**Records provided:**

::::::::

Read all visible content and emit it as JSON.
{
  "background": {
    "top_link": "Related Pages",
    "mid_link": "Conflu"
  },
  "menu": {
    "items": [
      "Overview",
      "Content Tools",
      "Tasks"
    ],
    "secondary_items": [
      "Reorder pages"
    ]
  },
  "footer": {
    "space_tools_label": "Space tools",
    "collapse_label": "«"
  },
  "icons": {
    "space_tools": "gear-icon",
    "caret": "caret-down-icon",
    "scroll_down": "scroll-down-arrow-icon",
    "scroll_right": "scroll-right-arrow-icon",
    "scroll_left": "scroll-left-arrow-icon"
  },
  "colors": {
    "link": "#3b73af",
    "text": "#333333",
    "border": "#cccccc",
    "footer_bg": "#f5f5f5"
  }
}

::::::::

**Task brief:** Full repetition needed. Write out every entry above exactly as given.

**Task response:**
Read all visible content and emit it as JSON.
{
  "background": {
    "top_link": "Related Pages",
    "mid_link": "Conflu"
  },
  "menu": {
    "items": [
      "Overview",
      "Content Tools",
      "Tasks"
    ],
    "secondary_items": [
      "Reorder pages"
    ]
  },
  "footer": {
    "space_tools_label": "Space tools",
    "collapse_label": "«"
  },
  "icons": {
    "space_tools": "gear-icon",
    "caret": "caret-down-icon",
    "scroll_down": "scroll-down-arrow-icon",
    "scroll_right": "scroll-right-arrow-icon",
    "scroll_left": "scroll-left-arrow-icon"
  },
  "colors": {
    "link": "#3b73af",
    "text": "#333333",
    "border": "#cccccc",
    "footer_bg": "#f5f5f5"
  }
}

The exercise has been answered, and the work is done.